Cher Public

  • Rudolf: @ phoenix Rusalka … To me, the Prince is weak. Nothing heroic about him. He succumbs too quickly to the Foreign Princess.... 11:42 PM
  • Poison Ivy: Great review! More to come from you please!!! 11:13 PM
  • le cerf agile: Just an observation on potential prosody in my comment above, and no mockery of AI’s writing was intended! As... 10:54 PM
  • Porgy Amor: Has Serafin performed since her severe injury in December? 10:49 PM
  • le cerf agile: …and the phrase “counterintu itive tessitura” when set to music would probably end up as yet more... 10:37 PM
  • rapt: Has anyone noted here that Racette is replacing Serafin for the upcoming run of Il Tabarro at ROH? 9:31 PM
  • mjmacmtenor: The “aria” (stubby fingers) 9:05 PM
  • mjmacmtenor: Like many I first fell in love with this opera through this artists classic (and frequent) performance of the Rica.... 9:04 PM

Ghost boaster

Can a day pass without the New York Times‘ 24/7 coverage of the Met’s Ring getting on yet another of La Cieca’s nerves? Apparently not. The quote du jour (from Susan Froemke‘s film about the Robert Lepage process) is after the jump, with La Cieca’s bitching to follow.  

“When you look at this,” Georges Nicholson, identified as a Wagner historian, said, watching an early stage of the machine’s construction, “you feel like this is finally the ‘Ring’ that Wagner would have wanted all along.”

“We are actually having the vision that Wagner had when he was composing,” Mr. Nicholson added.

Let’s unpack, shall we? First off all, M. Nicholson should be congratulated on his successful completion of a difficult double major, Wagner Studies and Necromancy.
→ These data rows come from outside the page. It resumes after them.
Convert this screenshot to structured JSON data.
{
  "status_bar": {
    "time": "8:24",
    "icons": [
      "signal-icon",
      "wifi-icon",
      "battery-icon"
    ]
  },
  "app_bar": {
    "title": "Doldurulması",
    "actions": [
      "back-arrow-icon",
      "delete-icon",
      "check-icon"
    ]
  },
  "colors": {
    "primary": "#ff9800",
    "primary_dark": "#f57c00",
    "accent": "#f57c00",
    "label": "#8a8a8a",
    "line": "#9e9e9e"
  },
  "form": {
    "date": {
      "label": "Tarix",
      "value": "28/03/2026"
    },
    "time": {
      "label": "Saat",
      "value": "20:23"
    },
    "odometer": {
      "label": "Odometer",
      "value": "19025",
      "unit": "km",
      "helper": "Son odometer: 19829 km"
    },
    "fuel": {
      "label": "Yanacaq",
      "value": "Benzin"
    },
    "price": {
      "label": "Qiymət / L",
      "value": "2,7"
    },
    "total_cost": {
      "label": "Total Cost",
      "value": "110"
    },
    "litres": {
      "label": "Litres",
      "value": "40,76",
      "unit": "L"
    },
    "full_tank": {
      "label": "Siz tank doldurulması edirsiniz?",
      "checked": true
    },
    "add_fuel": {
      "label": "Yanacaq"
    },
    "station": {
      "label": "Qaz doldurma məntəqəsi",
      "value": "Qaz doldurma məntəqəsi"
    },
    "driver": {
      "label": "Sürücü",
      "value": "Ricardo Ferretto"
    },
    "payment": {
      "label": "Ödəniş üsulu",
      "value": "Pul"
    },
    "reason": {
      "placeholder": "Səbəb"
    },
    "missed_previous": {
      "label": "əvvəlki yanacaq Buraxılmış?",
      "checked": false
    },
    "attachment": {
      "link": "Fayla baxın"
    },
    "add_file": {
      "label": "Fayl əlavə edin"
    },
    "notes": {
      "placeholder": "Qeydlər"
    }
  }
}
I mean, it’s one thing to be an expert on the composer, but what’s really impressive here is that the “historian” can communicate with the dead. (At the next séance, Georges, don’t forget to quiz the Meister on how he feels about exploding statue heads. We’re all eager to get his take on that.)

The second point here is that, at least as presented in the mini-review by James Oestreich, Nicholson“identified as a Wagner historian,” remember?could be taken for a disinterested observer; in other words, “here’s what the expert has to say.” In fact, Nicholson is on the payroll of either Ex Machina or the Met (he’s credited as “Musical Consultant” on the program for Götterdämmerung) and therefore essentially selling a product he helped to develop. One might as well ask Don Draper for his unbiased opinion on Cool Whip.

But it’s the Appeal to Dead and Buried Authority that makes me want to scream.

85 comments

  • Ilka Saro says:

    I suppose the trumpets were cracking and breaking on the sword motif as a sort of foreshadowing.

    • thirdlady says:

      v. funny ilka! trumpets were much improved in “siegfried” tonight…and erik ralske’s horn solo was positively magisterial…